Infants and toddlers get a lot of sugar from baby snacks and fruit juice and a new study warns that maybe they are getting too much sugar. In fact, the study advises that nearly two-thirds of babies—and approximately 98 percent of toddlers—eat foods which contain added sugars every single day.
For this study, researchers analyzed the data of 1,211 children between the ages of 6 and 23 months contained within the National Health and Nutrition Examination Survey. The survey period lasted from 2011 to 2016 and observed a database of foods eaten in the United States to help categorize the products discussed in the survey.

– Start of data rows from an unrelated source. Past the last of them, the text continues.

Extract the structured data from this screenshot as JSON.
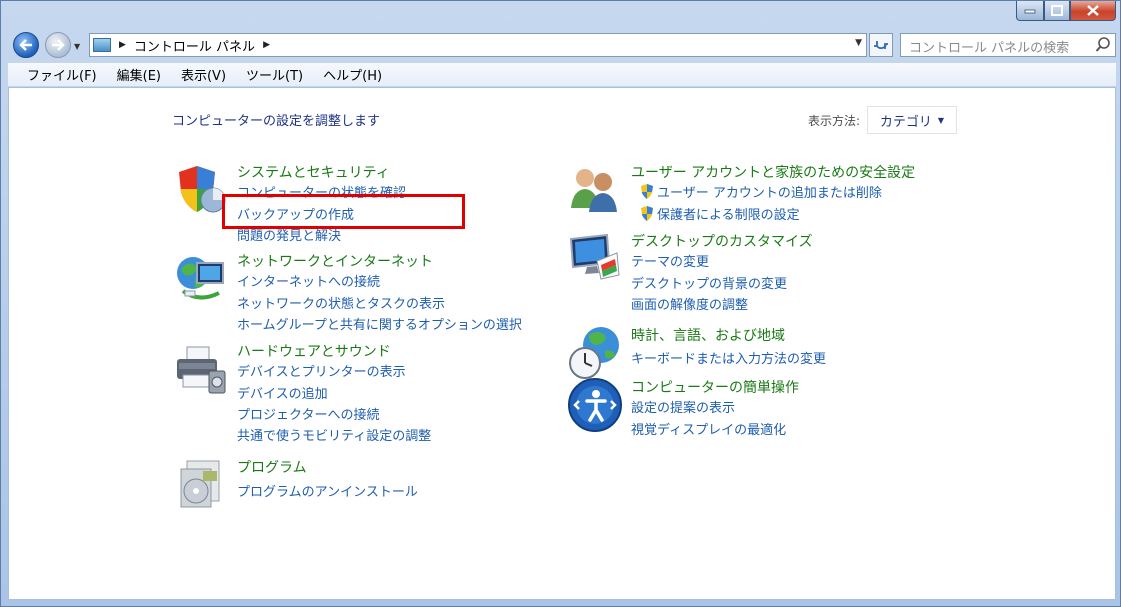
{
  "window": {
    "address_breadcrumb": "コントロール パネル",
    "search_placeholder": "コントロール パネルの検索"
  },
  "menu": [
    "ファイル(F)",
    "編集(E)",
    "表示(V)",
    "ツール(T)",
    "ヘルプ(H)"
  ],
  "content": {
    "title": "コンピューターの設定を調整します",
    "view_by_label": "表示方法:",
    "view_by_value": "カテゴリ",
    "left_categories": [
      {
        "name": "システムとセキュリティ",
        "icon": "shield-pie-icon",
        "links": [
          "コンピューターの状態を確認",
          "バックアップの作成",
          "問題の発見と解決"
        ]
      },
      {
        "name": "ネットワークとインターネット",
        "icon": "globe-network-icon",
        "links": [
          "インターネットへの接続",
          "ネットワークの状態とタスクの表示",
          "ホームグループと共有に関するオプションの選択"
        ]
      },
      {
        "name": "ハードウェアとサウンド",
        "icon": "printer-icon",
        "links": [
          "デバイスとプリンターの表示",
          "デバイスの追加",
          "プロジェクターへの接続",
          "共通で使うモビリティ設定の調整"
        ]
      },
      {
        "name": "プログラム",
        "icon": "programs-disc-icon",
        "links": [
          "プログラムのアンインストール"
        ]
      }
    ],
    "right_categories": [
      {
        "name": "ユーザー アカウントと家族のための安全設定",
        "icon": "users-icon",
        "links": [
          "ユーザー アカウントの追加または削除",
          "保護者による制限の設定"
        ]
      },
      {
        "name": "デスクトップのカスタマイズ",
        "icon": "desktop-monitor-icon",
        "links": [
          "テーマの変更",
          "デスクトップの背景の変更",
          "画面の解像度の調整"
        ]
      },
      {
        "name": "時計、言語、および地域",
        "icon": "clock-globe-icon",
        "links": [
          "キーボードまたは入力方法の変更"
        ]
      },
      {
        "name": "コンピューターの簡単操作",
        "icon": "ease-of-access-icon",
        "links": [
          "設定の提案の表示",
          "視覚ディスプレイの最適化"
        ]
      }
    ]
  }
}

The study found that children aged between 6 and 11 months consumed most of their added sugar in the form of baby snacks, sweet bakery products, yogurt, and dairy drinks and fruit juices. Among children between 12 and 23 months, fruit drinks were the most readily and widely consumed product with added sugar; though it was closely followed by candy, yogurt, sweet bakery products, and flavored beverages.
Lead investigator Kirsten Herrick comments, “The consumption of added sugars among children has been associated with negative health conditions such as cavities, asthma, obesity, elevated blood pressure, and altered lipid profiles.
The National Institutes of Health’s National Cancer Institute Division of Cancer Control and Population Studies program director goes on to say, “Whether these associations exist for even younger children hasn’t been studied. The aim of this study was to focus on one aspect of diet—added sugars [and] consumption among US infants and toddlers—that could inform the dietary guidelines.”
Herrick notes that added sugar consumption remained constant across sex, family income level, or head of household education. Accordingly, the average infant could consume upwards of a teaspoon of added sugar every day. Toddlers could consume up to 6 teaspoons in a day.
But while some variables may not have provided much changes, Herrick attests that some differences in added sugar consumption did appear associated with race, and particularly Hispanic origin. For example, she says, “non-Hispanic Asian toddlers consumed the fewest added sugars at around 3.7 teaspoons [per day]. Non-Hispanic Black toddlers consumed the most added sugars at about 8.2 teaspoons [per day].”
At the end of the day, Herrick comments that existing research shows that we develop eating patterns quite early and these patterns shape eating habits later in life.
The results of this study have been published in the Journal of the Academy of Nutrition and Dietetics.